As a child, I had an irrational fear of buttons. Yes, buttons. Cardigans were OK but I refused to wear shirts.
At school, I wore a skivvy until year 5, when shirts and ties became mandatory. I had to grin (more grimace) and bear it until year 12 and have not worn a button-down since.
Over the years I have tried multiple times to embrace shirts. By the time I reached 20, I just accepted I was not a shirt person. On the plus side, I’d never have to iron any.
But in the past 12 months, a number of designers and retailers have started selling the most un-shirt-like shirts I have ever seen and, voila, I’m an overnight convert.
Hurrah!

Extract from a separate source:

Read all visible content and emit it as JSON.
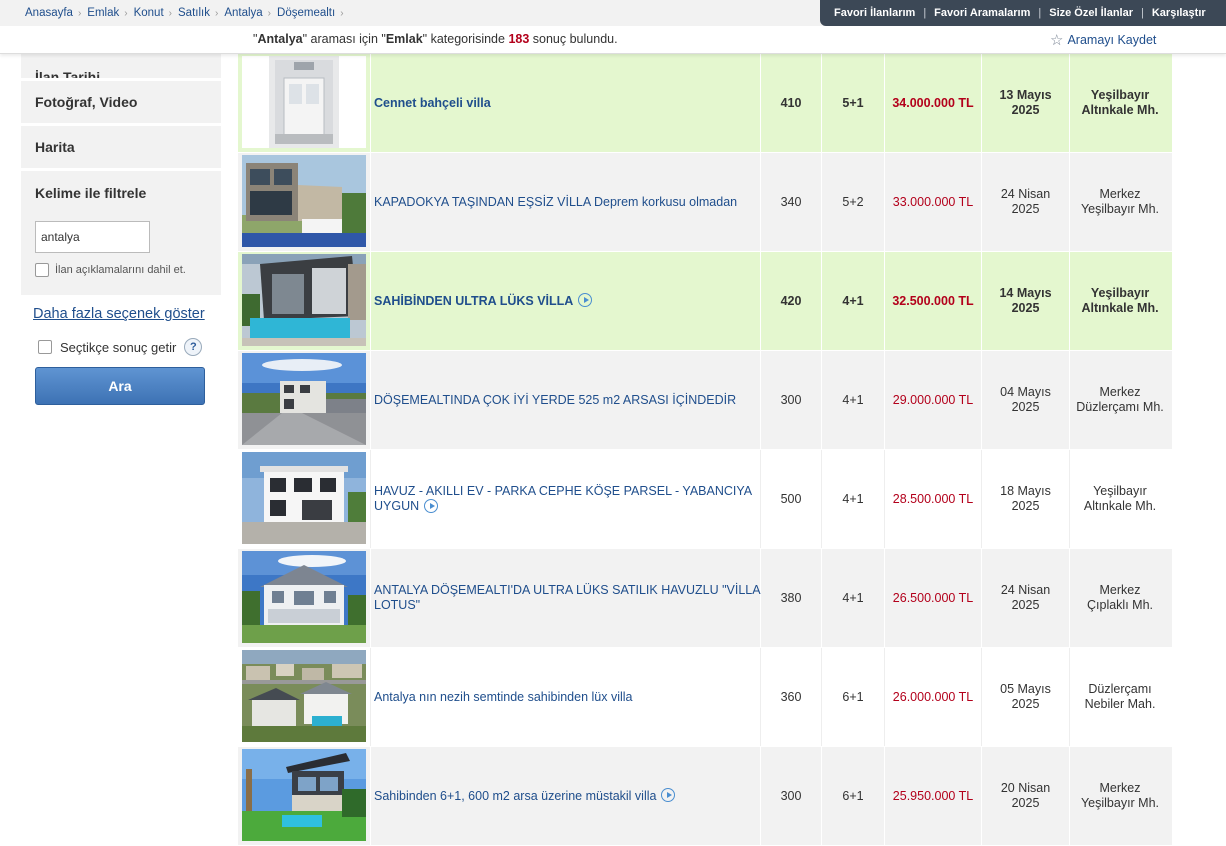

I could finally project that #girlboss vibe in something other than a blazer and a T-shirt, even though this is still my go-to when I’m feeling casual/lazy/pre-menstrual.
And while my shirt (r)evolution began with a Scandinavian retailer last spring, a vast number of labels are re-engineering the humble white shirt in time for winter.
Chief among the independents leading the charge is emerging designer Anna Quan, whose National Designer Award entry showcased an array of deconstructed shirting.
Quan says the exaggerated sleeve is what sets this year’s shirts apart from seasons past.
“Shirts are the beginning of every great wardrobe. My philosophy has always been about making everyday dressing special. Shirts are great for this because they can be dressed up or down and layered as well.”
While the traditional collared shirt can be layered in numerous ways – under a knit being one of the most popular looks – forgoing the buttons or collar opens up the door to new possibilities.
Try wearing a fitted style under a slip dress, or a raw-edged hem variation, untucked, with leather leggings or cropped jeans. And if you’re feeling adventurous, a long-line shirt worn as a dress with thigh-high boots looks ridiculously chic.
Other styling ideas include wearing two shirts layered one over the other, or tails knotted with a high-waisted skirt or jeans (hint of midriff optional).
Morrison designer Kylie Radford recommends layering with a turtleneck underneath or a cropped wrap vest over the top to accentuate the trend of waist cinching.
Relative newcomer White Story, founded by Myer family descendant Fiona Myer and stocked at David Jones, has seven “core essentials” plus seasonal pieces in its all-white shirting range.
Myer says the range is about “stripping back the clutter” in women’s wardrobes by focusing on the white shirt as a building block piece, with an emphasis on embellished or deconstructed collars and cuffs.
She said this season’s trends reflect an influence of French bourgeois in cottons featuring grosgrain, drawstrings and pleating, while voile styles have luxe velvet trims.
“[This season] reflects an androgynous, oversized aesthetic by day, while night reflects a mood in transparent voiles mixed with velvet trims, pleating and contrasting button detailing.”
Though many of the deconstructed styles ooze femininity – Dion Lee’s one-shoulder shirt and COS’ range of wrap shirts come to mind – Quan said the inspiration for her style came from wearing a boyfriend’s shirt.
“I made it a little oversized, made the sleeves a little longer, added a french cuff and a silk trim for a little colour and a luxe feel. I replaced traditional flat cotton poplin with a subtle diagonal cotton twill weave for a subtle textural element. I find that little things can make a big difference.”
Amen to that.